[Data about app and page elements]
+++
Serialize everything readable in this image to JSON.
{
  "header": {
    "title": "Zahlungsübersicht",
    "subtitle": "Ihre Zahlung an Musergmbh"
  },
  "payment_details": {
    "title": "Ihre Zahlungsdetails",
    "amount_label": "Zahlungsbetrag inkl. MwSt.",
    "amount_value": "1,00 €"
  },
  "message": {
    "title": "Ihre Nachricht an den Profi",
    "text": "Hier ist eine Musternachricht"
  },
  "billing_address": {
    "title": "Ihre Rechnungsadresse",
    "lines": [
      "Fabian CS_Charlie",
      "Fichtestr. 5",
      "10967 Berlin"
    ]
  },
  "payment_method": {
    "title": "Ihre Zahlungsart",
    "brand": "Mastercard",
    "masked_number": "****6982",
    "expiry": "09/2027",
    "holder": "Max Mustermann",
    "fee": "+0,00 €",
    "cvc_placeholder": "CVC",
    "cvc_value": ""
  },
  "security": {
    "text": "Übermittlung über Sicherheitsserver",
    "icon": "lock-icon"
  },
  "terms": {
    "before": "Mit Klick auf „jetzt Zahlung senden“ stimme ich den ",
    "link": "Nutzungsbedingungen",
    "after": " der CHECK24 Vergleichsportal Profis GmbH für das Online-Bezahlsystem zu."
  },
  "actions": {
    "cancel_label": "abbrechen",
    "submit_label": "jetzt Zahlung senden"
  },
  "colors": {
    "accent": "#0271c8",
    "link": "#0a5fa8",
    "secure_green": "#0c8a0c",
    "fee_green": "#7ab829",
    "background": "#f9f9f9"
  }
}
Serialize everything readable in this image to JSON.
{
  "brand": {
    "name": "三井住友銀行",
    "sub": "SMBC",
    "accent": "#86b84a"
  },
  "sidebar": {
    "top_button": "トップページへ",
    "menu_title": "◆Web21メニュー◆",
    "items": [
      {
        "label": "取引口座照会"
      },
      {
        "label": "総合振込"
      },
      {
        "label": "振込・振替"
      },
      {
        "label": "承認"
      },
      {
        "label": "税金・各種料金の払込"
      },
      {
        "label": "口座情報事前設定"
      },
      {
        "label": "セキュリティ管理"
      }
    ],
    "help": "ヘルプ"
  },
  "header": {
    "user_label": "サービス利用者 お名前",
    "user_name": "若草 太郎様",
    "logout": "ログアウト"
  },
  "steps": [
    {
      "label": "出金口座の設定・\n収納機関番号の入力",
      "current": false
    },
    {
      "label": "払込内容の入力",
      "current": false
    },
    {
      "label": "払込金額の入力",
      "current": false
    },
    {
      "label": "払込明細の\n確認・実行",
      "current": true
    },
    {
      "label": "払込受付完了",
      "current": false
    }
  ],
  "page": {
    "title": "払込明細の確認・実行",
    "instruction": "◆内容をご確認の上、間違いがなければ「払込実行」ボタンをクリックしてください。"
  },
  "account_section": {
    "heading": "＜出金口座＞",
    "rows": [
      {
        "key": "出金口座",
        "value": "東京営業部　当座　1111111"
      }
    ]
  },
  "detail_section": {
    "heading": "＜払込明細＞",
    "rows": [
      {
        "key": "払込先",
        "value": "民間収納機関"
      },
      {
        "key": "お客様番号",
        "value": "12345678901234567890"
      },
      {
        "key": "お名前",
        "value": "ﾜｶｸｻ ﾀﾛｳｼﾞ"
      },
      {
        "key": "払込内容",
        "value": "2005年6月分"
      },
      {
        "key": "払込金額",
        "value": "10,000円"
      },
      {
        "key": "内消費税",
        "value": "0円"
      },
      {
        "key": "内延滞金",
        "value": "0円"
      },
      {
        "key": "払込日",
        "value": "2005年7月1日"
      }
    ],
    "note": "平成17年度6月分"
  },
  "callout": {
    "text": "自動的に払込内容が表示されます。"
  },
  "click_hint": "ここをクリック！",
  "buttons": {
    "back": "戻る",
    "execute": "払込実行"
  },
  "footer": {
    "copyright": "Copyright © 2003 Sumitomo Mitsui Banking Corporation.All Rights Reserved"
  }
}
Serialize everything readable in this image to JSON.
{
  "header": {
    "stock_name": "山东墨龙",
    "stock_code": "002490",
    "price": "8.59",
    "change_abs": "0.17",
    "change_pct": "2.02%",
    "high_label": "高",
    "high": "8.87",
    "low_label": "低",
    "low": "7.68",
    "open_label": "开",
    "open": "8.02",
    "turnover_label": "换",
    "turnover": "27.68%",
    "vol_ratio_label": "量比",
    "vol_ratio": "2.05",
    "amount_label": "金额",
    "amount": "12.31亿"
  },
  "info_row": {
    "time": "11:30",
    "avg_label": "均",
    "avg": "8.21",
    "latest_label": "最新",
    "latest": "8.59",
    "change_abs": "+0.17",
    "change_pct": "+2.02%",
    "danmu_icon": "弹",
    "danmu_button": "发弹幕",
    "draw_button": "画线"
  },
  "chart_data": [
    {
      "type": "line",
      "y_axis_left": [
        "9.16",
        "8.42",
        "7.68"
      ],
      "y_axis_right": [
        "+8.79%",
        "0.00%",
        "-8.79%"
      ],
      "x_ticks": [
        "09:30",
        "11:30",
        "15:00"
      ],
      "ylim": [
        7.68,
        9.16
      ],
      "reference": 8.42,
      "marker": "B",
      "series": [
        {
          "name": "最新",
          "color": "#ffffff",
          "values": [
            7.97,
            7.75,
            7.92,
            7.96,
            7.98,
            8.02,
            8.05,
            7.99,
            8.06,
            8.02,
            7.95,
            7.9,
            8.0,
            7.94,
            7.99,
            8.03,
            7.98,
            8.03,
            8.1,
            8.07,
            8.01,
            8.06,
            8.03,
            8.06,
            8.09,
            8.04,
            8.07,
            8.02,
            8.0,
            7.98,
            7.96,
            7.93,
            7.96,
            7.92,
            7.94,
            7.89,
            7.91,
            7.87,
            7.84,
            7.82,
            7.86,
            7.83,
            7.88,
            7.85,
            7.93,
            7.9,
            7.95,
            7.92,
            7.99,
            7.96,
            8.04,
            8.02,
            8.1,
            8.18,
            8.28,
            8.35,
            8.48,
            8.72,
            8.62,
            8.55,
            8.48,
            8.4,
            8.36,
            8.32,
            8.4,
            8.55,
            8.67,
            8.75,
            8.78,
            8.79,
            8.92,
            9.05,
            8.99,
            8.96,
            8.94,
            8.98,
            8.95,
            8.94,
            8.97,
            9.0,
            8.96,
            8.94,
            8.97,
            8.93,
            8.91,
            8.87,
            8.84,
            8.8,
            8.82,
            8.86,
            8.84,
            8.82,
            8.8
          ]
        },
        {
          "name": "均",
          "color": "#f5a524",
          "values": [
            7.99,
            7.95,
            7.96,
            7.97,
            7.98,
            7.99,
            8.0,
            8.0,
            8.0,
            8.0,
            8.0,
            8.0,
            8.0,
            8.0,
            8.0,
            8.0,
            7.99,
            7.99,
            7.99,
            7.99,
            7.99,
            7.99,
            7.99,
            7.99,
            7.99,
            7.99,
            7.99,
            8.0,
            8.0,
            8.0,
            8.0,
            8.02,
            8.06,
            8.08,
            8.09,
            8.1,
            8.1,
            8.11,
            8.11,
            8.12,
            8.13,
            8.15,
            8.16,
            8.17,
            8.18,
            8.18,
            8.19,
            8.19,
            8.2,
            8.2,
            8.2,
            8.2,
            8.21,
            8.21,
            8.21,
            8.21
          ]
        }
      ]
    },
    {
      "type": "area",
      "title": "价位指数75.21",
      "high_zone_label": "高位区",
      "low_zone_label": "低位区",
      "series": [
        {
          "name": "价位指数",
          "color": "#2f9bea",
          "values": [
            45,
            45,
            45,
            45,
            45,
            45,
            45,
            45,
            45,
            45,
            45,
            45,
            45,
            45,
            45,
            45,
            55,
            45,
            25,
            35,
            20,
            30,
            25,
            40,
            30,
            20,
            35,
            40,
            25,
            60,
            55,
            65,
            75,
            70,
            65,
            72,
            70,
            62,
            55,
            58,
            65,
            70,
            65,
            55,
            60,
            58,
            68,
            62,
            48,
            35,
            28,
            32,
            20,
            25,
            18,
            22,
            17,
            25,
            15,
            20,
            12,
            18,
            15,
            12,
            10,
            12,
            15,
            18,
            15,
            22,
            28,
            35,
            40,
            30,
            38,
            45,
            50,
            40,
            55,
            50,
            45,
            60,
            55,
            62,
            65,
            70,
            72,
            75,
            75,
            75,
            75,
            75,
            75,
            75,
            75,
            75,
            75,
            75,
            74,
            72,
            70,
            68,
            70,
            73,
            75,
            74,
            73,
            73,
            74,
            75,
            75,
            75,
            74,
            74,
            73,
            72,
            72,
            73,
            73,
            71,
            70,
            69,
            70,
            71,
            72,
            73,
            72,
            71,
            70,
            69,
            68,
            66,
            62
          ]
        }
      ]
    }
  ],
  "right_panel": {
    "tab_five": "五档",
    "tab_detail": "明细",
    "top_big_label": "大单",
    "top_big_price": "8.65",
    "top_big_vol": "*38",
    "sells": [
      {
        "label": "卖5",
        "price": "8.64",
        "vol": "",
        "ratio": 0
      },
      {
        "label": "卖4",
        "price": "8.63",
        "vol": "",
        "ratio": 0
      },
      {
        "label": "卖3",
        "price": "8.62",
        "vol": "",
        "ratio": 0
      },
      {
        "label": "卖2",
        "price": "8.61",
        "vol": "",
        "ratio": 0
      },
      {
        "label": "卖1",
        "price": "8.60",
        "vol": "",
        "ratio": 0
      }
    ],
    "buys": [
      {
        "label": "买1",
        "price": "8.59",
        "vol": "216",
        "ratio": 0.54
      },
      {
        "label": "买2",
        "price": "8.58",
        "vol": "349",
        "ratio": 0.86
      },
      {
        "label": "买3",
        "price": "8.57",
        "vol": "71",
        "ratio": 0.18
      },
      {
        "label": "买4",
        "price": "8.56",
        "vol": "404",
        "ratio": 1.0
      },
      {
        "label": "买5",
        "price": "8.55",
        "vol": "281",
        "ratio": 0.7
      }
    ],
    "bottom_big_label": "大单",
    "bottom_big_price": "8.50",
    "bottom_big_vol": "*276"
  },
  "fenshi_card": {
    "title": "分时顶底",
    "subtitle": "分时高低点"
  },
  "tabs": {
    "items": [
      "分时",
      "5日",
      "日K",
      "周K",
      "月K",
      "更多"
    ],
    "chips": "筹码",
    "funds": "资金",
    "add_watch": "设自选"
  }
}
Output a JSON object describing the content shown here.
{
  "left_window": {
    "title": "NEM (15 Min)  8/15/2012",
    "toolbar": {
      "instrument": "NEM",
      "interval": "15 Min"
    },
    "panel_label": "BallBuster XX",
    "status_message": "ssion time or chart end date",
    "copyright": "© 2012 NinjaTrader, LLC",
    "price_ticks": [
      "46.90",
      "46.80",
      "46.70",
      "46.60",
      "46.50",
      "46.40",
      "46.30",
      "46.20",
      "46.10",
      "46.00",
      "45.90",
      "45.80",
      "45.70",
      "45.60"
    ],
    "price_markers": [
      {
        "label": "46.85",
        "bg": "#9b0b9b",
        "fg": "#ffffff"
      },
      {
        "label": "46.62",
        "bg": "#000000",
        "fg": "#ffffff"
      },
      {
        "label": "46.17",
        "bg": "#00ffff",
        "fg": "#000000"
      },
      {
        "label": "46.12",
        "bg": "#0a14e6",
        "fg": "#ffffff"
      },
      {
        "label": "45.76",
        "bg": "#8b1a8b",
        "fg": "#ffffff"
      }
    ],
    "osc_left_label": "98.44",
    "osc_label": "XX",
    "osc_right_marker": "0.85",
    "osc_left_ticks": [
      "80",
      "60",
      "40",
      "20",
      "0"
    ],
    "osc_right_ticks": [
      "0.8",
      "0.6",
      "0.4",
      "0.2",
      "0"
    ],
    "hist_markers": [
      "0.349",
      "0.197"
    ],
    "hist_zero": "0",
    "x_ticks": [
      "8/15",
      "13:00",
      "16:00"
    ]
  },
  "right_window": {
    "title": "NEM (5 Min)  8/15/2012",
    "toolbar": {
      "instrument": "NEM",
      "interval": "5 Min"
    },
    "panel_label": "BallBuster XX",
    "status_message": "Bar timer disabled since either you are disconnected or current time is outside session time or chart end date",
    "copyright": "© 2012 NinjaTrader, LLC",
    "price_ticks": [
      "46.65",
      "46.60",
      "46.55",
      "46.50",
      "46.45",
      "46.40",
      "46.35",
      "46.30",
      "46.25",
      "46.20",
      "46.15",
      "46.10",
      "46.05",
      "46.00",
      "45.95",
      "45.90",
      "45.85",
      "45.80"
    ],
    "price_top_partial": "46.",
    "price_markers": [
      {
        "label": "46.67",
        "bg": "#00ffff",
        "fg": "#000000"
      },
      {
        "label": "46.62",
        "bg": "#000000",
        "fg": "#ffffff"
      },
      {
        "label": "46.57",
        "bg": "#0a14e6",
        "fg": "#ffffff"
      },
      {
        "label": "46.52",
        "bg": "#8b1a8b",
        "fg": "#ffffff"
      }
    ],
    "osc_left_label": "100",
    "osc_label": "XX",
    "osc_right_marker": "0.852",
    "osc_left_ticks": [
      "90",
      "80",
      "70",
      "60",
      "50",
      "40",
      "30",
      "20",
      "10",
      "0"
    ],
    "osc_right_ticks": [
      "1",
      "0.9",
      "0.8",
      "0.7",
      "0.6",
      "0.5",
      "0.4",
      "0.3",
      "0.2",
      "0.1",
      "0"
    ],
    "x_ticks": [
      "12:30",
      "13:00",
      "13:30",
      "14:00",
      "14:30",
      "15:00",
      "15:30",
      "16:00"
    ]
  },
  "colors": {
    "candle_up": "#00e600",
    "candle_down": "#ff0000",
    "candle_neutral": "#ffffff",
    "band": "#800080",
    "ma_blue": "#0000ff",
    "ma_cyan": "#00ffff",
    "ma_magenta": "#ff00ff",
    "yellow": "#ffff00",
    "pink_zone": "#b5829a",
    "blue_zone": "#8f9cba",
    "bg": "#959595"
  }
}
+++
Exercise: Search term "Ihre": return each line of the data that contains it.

Exercise answer:
    "subtitle": "Ihre Zahlung an Musergmbh"
    "title": "Ihre Zahlungsdetails",
    "title": "Ihre Nachricht an den Profi",
    "title": "Ihre Rechnungsadresse",
    "title": "Ihre Zahlungsart",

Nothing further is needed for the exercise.